As part of LSTM's REF2021 Impact Case Studies submission, a seminar on reducing HIV-associated mortality in sub Saharan Africa by improving the prevention and management of cryptococcal meningitis.
Cryptococcal meningitis is an opportunistic fungal infection that occurs in the advanced stages of HIV infection and is responsible for 15-20% of AIDS-related deaths.
LSTM has played a leading role in pivotal trials that have evaluated novel approaches for the prevention and management of cryptococcal meningitis in low-resource settings. Together with our partners, we have identified novel biomedical treatment and prevention strategies that are practical, low-cost and effective, which have been incorporated into World Health Organisation guidelines and led to changes in clinical practice in Africa. The research findings stimulated donor investment to support low-resource settings to scale up the approaches, including investment in a generic version of a key drug (flucytosine).
Professor Shabbar Jaffar – LSTM

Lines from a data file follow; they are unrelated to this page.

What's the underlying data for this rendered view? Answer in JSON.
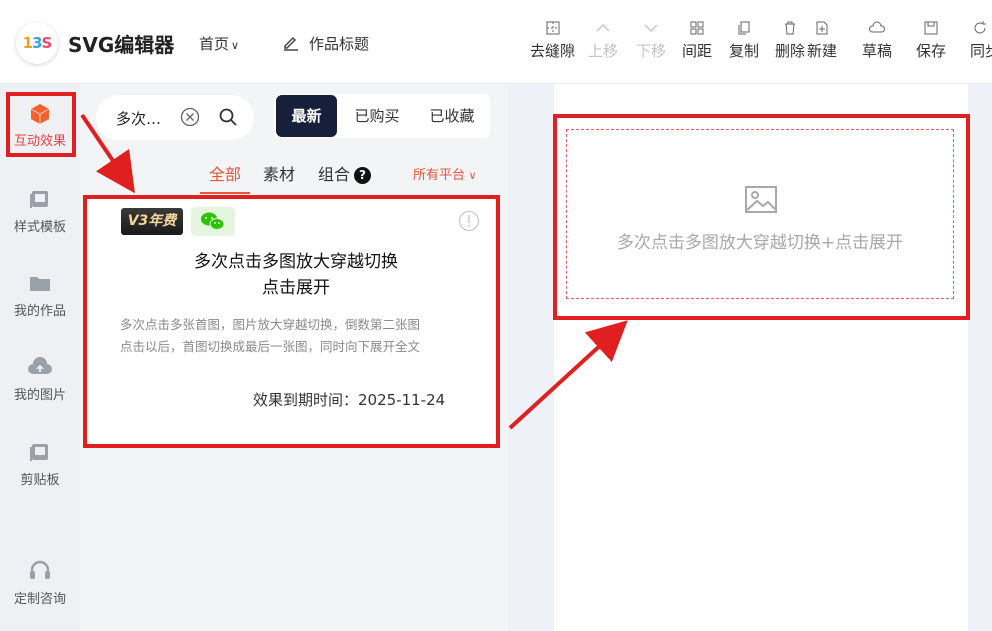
{
  "header": {
    "app_title": "SVG编辑器",
    "logo_text": [
      "1",
      "3",
      "S"
    ],
    "nav_home": "首页",
    "work_title": "作品标题"
  },
  "toolbar": [
    {
      "label": "去缝隙",
      "icon": "grid-gap-icon",
      "disabled": false
    },
    {
      "label": "上移",
      "icon": "chevron-up-icon",
      "disabled": true
    },
    {
      "label": "下移",
      "icon": "chevron-down-icon",
      "disabled": true
    },
    {
      "label": "间距",
      "icon": "spacing-icon",
      "disabled": false
    },
    {
      "label": "复制",
      "icon": "copy-icon",
      "disabled": false
    },
    {
      "label": "删除",
      "icon": "trash-icon",
      "disabled": false
    },
    {
      "label": "新建",
      "icon": "new-file-icon",
      "disabled": false
    },
    {
      "label": "草稿",
      "icon": "cloud-icon",
      "disabled": false
    },
    {
      "label": "保存",
      "icon": "save-icon",
      "disabled": false
    },
    {
      "label": "同步",
      "icon": "sync-icon",
      "disabled": false
    }
  ],
  "sidebar": {
    "items": [
      {
        "label": "互动效果",
        "icon": "cube-icon",
        "active": true
      },
      {
        "label": "样式模板",
        "icon": "template-icon",
        "active": false
      },
      {
        "label": "我的作品",
        "icon": "folder-icon",
        "active": false
      },
      {
        "label": "我的图片",
        "icon": "cloud-upload-icon",
        "active": false
      },
      {
        "label": "剪贴板",
        "icon": "clipboard-icon",
        "active": false
      },
      {
        "label": "定制咨询",
        "icon": "headset-icon",
        "active": false
      }
    ]
  },
  "panel": {
    "search": {
      "value": "多次…"
    },
    "segments": [
      {
        "label": "最新",
        "active": true
      },
      {
        "label": "已购买",
        "active": false
      },
      {
        "label": "已收藏",
        "active": false
      }
    ],
    "filters": [
      {
        "label": "全部",
        "active": true
      },
      {
        "label": "素材",
        "active": false
      },
      {
        "label": "组合",
        "active": false
      }
    ],
    "help_mark": "?",
    "platform": "所有平台",
    "card": {
      "badge": "V3年费",
      "title_line1": "多次点击多图放大穿越切换",
      "title_line2": "点击展开",
      "desc_line1": "多次点击多张首图，图片放大穿越切换，倒数第二张图",
      "desc_line2": "点击以后，首图切换成最后一张图，同时向下展开全文",
      "expire": "效果到期时间：2025-11-24"
    }
  },
  "canvas": {
    "placeholder_text": "多次点击多图放大穿越切换+点击展开"
  },
  "colors": {
    "accent": "#e8553a",
    "highlight_box": "#e02020",
    "segment_active": "#16203a"
  }
}
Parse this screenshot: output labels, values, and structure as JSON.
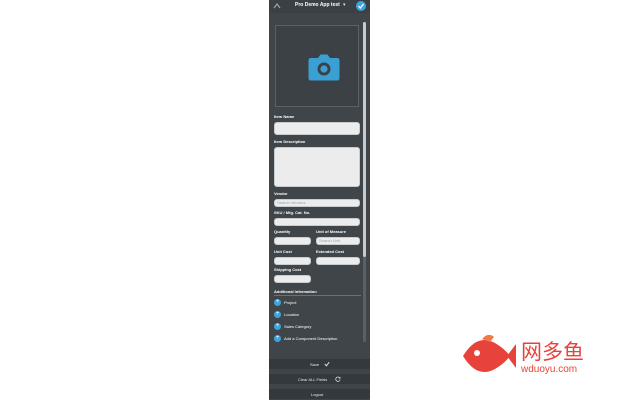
{
  "app": {
    "title": "Pro Demo App test",
    "caret": "▾"
  },
  "form": {
    "item_name_label": "Item Name",
    "item_description_label": "Item Description",
    "vendor_label": "Vendor",
    "vendor_placeholder": "Search Vendors",
    "sku_label": "SKU / Mfg. Cat. No.",
    "quantity_label": "Quantity",
    "uom_label": "Unit of Measure",
    "uom_placeholder": "Search Unit",
    "unit_cost_label": "Unit Cost",
    "extended_cost_label": "Extended Cost",
    "shipping_cost_label": "Shipping Cost",
    "additional_info_label": "Additional Information",
    "add_items": [
      {
        "label": "Project"
      },
      {
        "label": "Location"
      },
      {
        "label": "Sales Category"
      },
      {
        "label": "Add a Component Description"
      }
    ]
  },
  "actions": {
    "save_label": "Save",
    "clear_label": "Clear ALL Fields",
    "logout_label": "Logout"
  },
  "watermark": {
    "brand_cn": "网多鱼",
    "brand_url": "wduoyu.com"
  },
  "colors": {
    "accent": "#38a7e0",
    "panel": "#3f4549",
    "watermark": "#e8433a"
  }
}
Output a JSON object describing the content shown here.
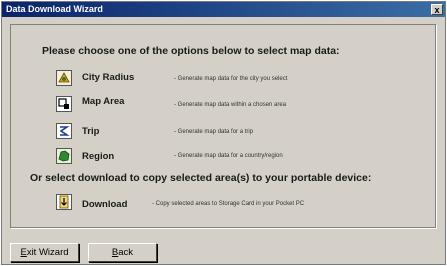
{
  "window": {
    "title": "Data Download Wizard",
    "close_glyph": "x"
  },
  "main": {
    "prompt": "Please choose one of the options below to select map data:",
    "options": [
      {
        "label": "City Radius",
        "desc": "- Generate map data for the city you select",
        "icon": "city-radius-icon"
      },
      {
        "label": "Map Area",
        "desc": "- Generate map data within a chosen area",
        "icon": "map-area-icon"
      },
      {
        "label": "Trip",
        "desc": "- Generate map data for a trip",
        "icon": "trip-icon"
      },
      {
        "label": "Region",
        "desc": "- Generate map data for a  country/region",
        "icon": "region-icon"
      }
    ],
    "prompt2": "Or select download to copy selected area(s) to your portable device:",
    "download": {
      "label": "Download",
      "desc": "- Copy selected areas to Storage Card in your Pocket PC",
      "icon": "download-icon"
    }
  },
  "footer": {
    "exit_first": "E",
    "exit_rest": "xit Wizard",
    "back_first": "B",
    "back_rest": "ack"
  }
}
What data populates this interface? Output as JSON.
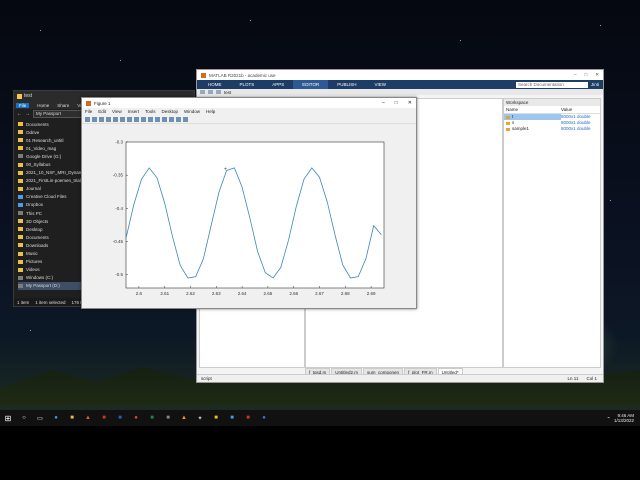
{
  "explorer": {
    "title": "test",
    "ribbon": [
      "File",
      "Home",
      "Share",
      "View"
    ],
    "address": "My Passport",
    "items": [
      {
        "label": "Documents",
        "icon": "folder-icon"
      },
      {
        "label": "Odrive",
        "icon": "folder-icon"
      },
      {
        "label": "01 Research_untitl",
        "icon": "folder-icon"
      },
      {
        "label": "01_Video_mag",
        "icon": "folder-icon"
      },
      {
        "label": "Google Drive (G:)",
        "icon": "drive-icon"
      },
      {
        "label": "00_Syllabus",
        "icon": "folder-icon"
      },
      {
        "label": "2021_10_NSF_MRI_Dynamic",
        "icon": "folder-icon"
      },
      {
        "label": "2021_FirstLin-poemen_trial_o",
        "icon": "folder-icon"
      },
      {
        "label": "Journal",
        "icon": "folder-icon"
      },
      {
        "label": "Creative Cloud Files",
        "icon": "cloud-icon"
      },
      {
        "label": "Dropbox",
        "icon": "dropbox-icon"
      },
      {
        "label": "This PC",
        "icon": "pc-icon"
      },
      {
        "label": "3D Objects",
        "icon": "folder-icon"
      },
      {
        "label": "Desktop",
        "icon": "folder-icon"
      },
      {
        "label": "Documents",
        "icon": "folder-icon"
      },
      {
        "label": "Downloads",
        "icon": "folder-icon"
      },
      {
        "label": "Music",
        "icon": "folder-icon"
      },
      {
        "label": "Pictures",
        "icon": "folder-icon"
      },
      {
        "label": "Videos",
        "icon": "folder-icon"
      },
      {
        "label": "Windows (C:)",
        "icon": "drive-icon"
      },
      {
        "label": "My Passport (D:)",
        "icon": "drive-icon"
      }
    ],
    "status": [
      "1 item",
      "1 item selected",
      "176 KB"
    ]
  },
  "matlab": {
    "title": "MATLAB R2021b - academic use",
    "tabs": [
      "HOME",
      "PLOTS",
      "APPS",
      "EDITOR",
      "PUBLISH",
      "VIEW"
    ],
    "search_placeholder": "Search Documentation",
    "user": "Jinti",
    "path": "test",
    "workspace": {
      "header": "Workspace",
      "col_name": "Name",
      "col_value": "Value",
      "rows": [
        {
          "name": "t",
          "value": "8000x1 double"
        },
        {
          "name": "s",
          "value": "8000x1 double"
        },
        {
          "name": "sample1",
          "value": "8000x1 double"
        }
      ]
    },
    "editor_tabs": [
      "f_tgsd.m",
      "Untitled2.m",
      "sum_componen",
      "f_plot_FR.m",
      "Untitled*"
    ],
    "status": {
      "left": "script",
      "ln": "Ln 11",
      "col": "Col 1"
    }
  },
  "figure": {
    "title": "Figure 1",
    "menu": [
      "File",
      "Edit",
      "View",
      "Insert",
      "Tools",
      "Desktop",
      "Window",
      "Help"
    ]
  },
  "chart_data": {
    "type": "line",
    "xlim": [
      2.595,
      2.695
    ],
    "ylim": [
      -0.52,
      -0.3
    ],
    "xticks": [
      2.6,
      2.61,
      2.62,
      2.63,
      2.64,
      2.65,
      2.66,
      2.67,
      2.68,
      2.69
    ],
    "yticks": [
      -0.3,
      -0.35,
      -0.4,
      -0.45,
      -0.5
    ],
    "xtick_labels": [
      "2.6",
      "2.61",
      "2.62",
      "2.63",
      "2.64",
      "2.65",
      "2.66",
      "2.67",
      "2.68",
      "2.69"
    ],
    "ytick_labels": [
      "-0.3",
      "-0.35",
      "-0.4",
      "-0.45",
      "-0.5"
    ],
    "series": [
      {
        "color": "#3b87b8",
        "x": [
          2.595,
          2.598,
          2.601,
          2.604,
          2.607,
          2.61,
          2.613,
          2.616,
          2.619,
          2.622,
          2.625,
          2.628,
          2.631,
          2.634,
          2.637,
          2.64,
          2.643,
          2.646,
          2.649,
          2.652,
          2.655,
          2.658,
          2.661,
          2.664,
          2.667,
          2.67,
          2.673,
          2.676,
          2.679,
          2.682,
          2.685,
          2.688,
          2.691,
          2.694
        ],
        "y": [
          -0.445,
          -0.395,
          -0.356,
          -0.339,
          -0.354,
          -0.392,
          -0.442,
          -0.486,
          -0.505,
          -0.503,
          -0.476,
          -0.426,
          -0.376,
          -0.343,
          -0.339,
          -0.368,
          -0.414,
          -0.465,
          -0.497,
          -0.505,
          -0.489,
          -0.448,
          -0.397,
          -0.356,
          -0.339,
          -0.353,
          -0.39,
          -0.44,
          -0.485,
          -0.505,
          -0.503,
          -0.476,
          -0.426,
          -0.44
        ]
      }
    ]
  },
  "taskbar": {
    "time": "9:46 AM",
    "date": "1/13/2022"
  }
}
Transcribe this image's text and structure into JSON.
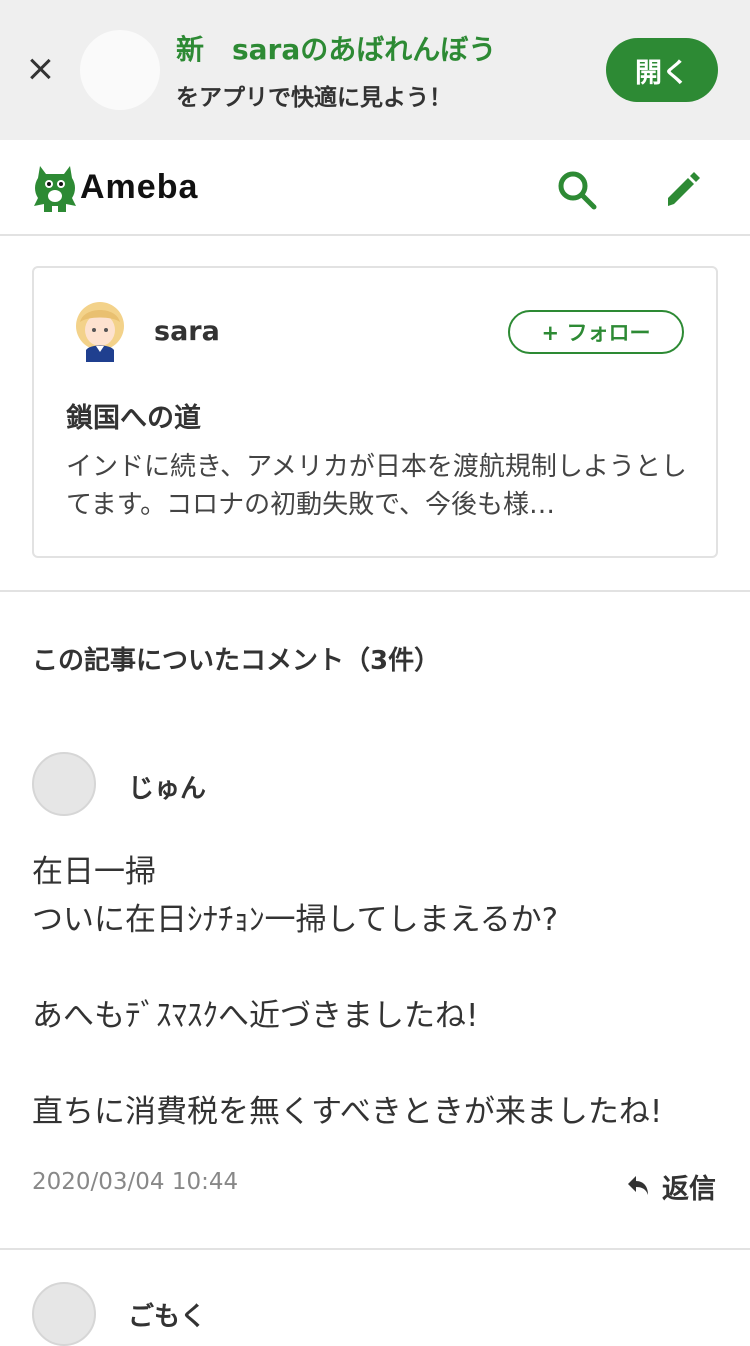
{
  "banner": {
    "title": "新　saraのあばれんぼう",
    "subtitle": "をアプリで快適に見よう！",
    "open_label": "開く"
  },
  "header": {
    "logo_text": "Ameba",
    "search_icon": "search-icon",
    "edit_icon": "pencil-icon"
  },
  "article": {
    "author": "sara",
    "follow_label": "+ フォロー",
    "title": "鎖国への道",
    "excerpt": "インドに続き、アメリカが日本を渡航規制しようとしてます。コロナの初動失敗で、今後も様…"
  },
  "comments_section": {
    "heading": "この記事についたコメント（3件）",
    "items": [
      {
        "name": "じゅん",
        "lines": [
          "在日一掃",
          "ついに在日ｼﾅﾁｮﾝ一掃してしまえるか?",
          "",
          "あへもﾃﾞｽﾏｽｸへ近づきましたね!",
          "",
          "直ちに消費税を無くすべきときが来ましたね!"
        ],
        "date": "2020/03/04 10:44",
        "reply_label": "返信"
      },
      {
        "name": "ごもく"
      }
    ]
  },
  "colors": {
    "accent": "#2d8a34",
    "banner_bg": "#efefef",
    "divider": "#e2e2e2"
  }
}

I am an epidemiologist and clinical trialist. I have worked on HIV since the mid-1990s, focussing on population-based and clinical research on the prevention of HIV-associated mortality. I did my PhD on the natural history of HIV-1 and HIV-2 infections in sub Saharan Africa when HIV was ravaging through Africa and there were few interventions available.
Professor David Lalloo – LSTM
I am a Professor of Tropical Medicine and Director of LSTM. My research has focused on clinical trials, particularly in HIV-related infections, malaria and envenoming. I currently collaborate on studies in Malawi, and across South Asia. I am clinically active and am an Honorary Consultant at the Royal Liverpool University Hospital.
Professor Tom Harrison – Professor of Infectious Diseases, St George’s University of London
I am the Deputy Director of the Institute for Infection and Immunity, and Lead for the Centre of Global Health at St George’s and I am an Honorary Consultant at St Georges University Hospitals NHS Foundation Trust. I lead a clinical and laboratory research programme on the prevention and treatment of cryptococcal meningitis with colleagues from St George’s, and in collaboration with other UK institutions, and colleagues across study sites in sub-Saharan Africa.
Professor Sayoki Mfinanga – Tanzania National Institute of Medical Research
I am the Chief Scientist at NIMR and honorary Prof of Global Health at LSTM. I trained in infectious diseases and have focussed on research studies on the control of tuberculosis and HIV in East Africa for most of my career including on late-stage HIV-infection with St Georges Medical School and LSTM. Since 2010, I have been interested in research on non-communicable diseases and their interaction with HIV.